These postcards of France in the last years of the 19th century were created using the Photochrom process, a technique by which black-and-white photos were imbued with vibrant and lifelike color.
Invented in the 1880s by a Swiss printer, the Photochrom process began with coating a tablet of lithographic limestone with a light-sensitive emulsion and exposing it to sunlight under a photo negative for several hours.
The emulsion would then harden in proportion to the tones of the negative, resulting in a fixed lithographic image on the tablet.
Further litho stones would then be prepared for each tint to be used in the final color postcard — a single image could require well over a dozen different stones.

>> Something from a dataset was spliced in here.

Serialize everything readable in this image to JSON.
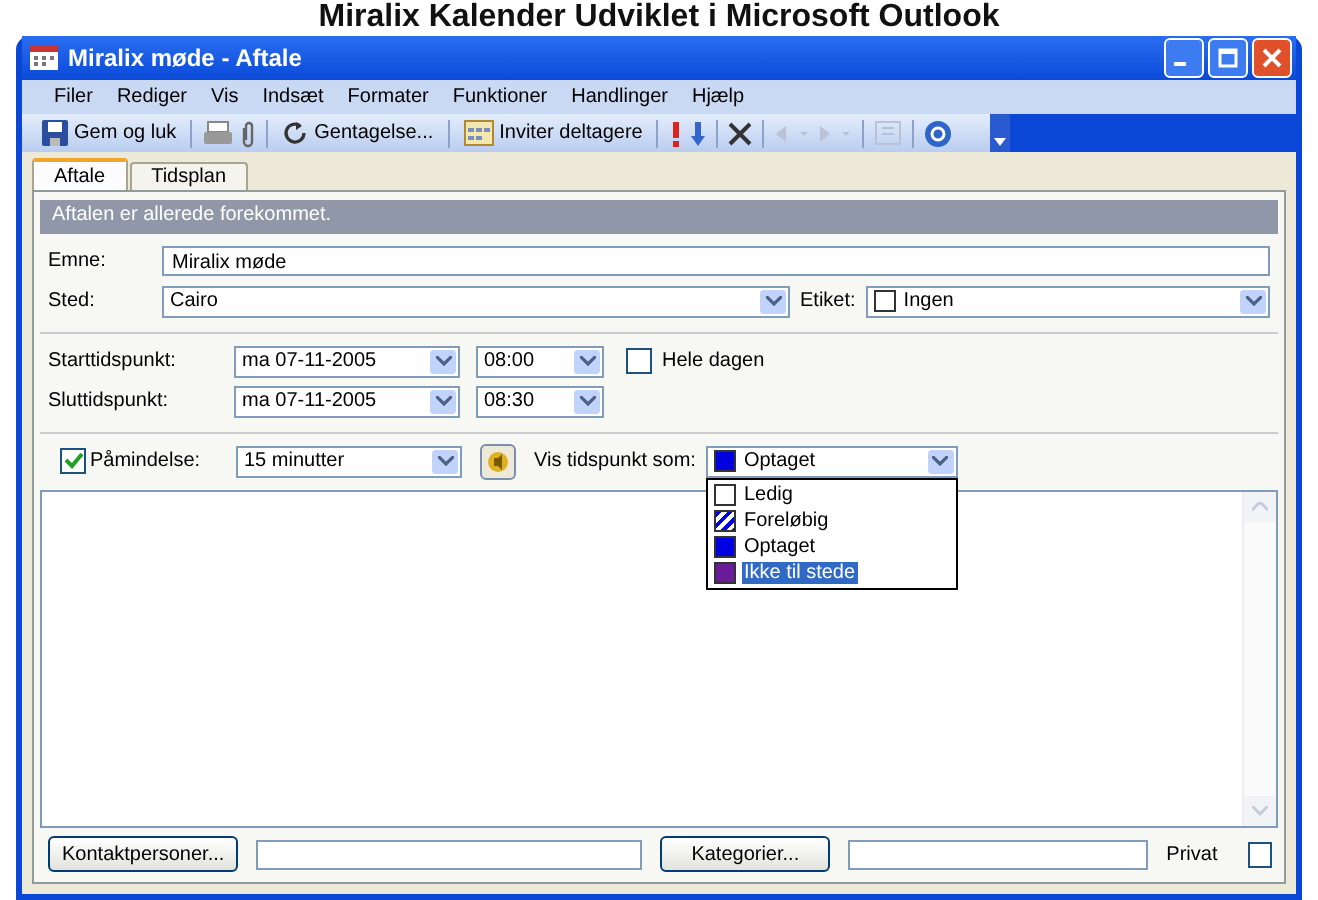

Though a time-consuming and delicate endeavor, the Photochrom process resulted in color images with a rare degree of verisimilitude, especially at a time when true color photography was still in its infancy.